When video mirroring is active, each time the system draws to the primary video device at a location inside the mirrored area, a copy of the draw operation is executed on the mirrored video device in real-time.
Windows' mirror drivers were first introduced in 1998 with the Windows 2000 display driver model, which was renamed later to XPDM. In 2006, for Windows Vista, Microsoft introduced a new Windows Display Driver Model. The older drivers were still supported under Vista, but since the older model did not encompass support for features first introduced with Vista, those newer features would necessarily be disabled when an older driver was active. As a consequence, when a mirror driver designed for the older model was active, such as when Windows Remote Assistance or Windows Live Mesh were in use, Vista disabled Desktop Window Manager and Windows Aero. A similar situation existed with the transition from Windows 7 to Windows 8. Beginning with the DDK targeted at Windows 8, mirror drivers have to fulfill very exacting specifications - they must support a specific set of functions, and no more than those.

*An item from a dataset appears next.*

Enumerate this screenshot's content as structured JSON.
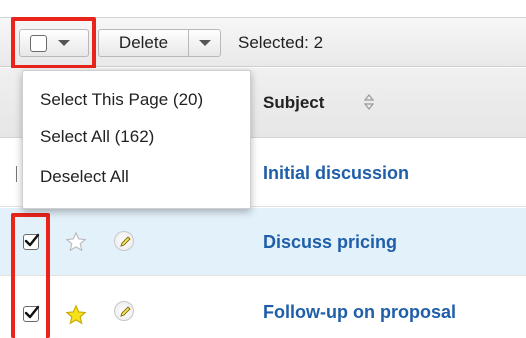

Windows installations come with two mirror drivers preinstalled - "mnmdd" used by NetMeeting, and "RDPDD Chained DD" used for Terminal Server/RemoteDesktop services. Third-party mirror drivers are included with screen readers such as JAWS, Window-Eyes and FreedomBox; the monitoring software LanSchool; and remote desktop software such as Timbuktu, LogMeIn, UltraVNC, TightVNC, Radmin and RemotePC.
- "Windows Driver Kit: Glossary". Microsoft Developer Network.
- Campbell, Matt; Calvo, Mike (2008-03-21). "The Facts About Mirror Drivers in Assistive Technology" ([dead link] – Scholar search). Retrieved 2008-04-24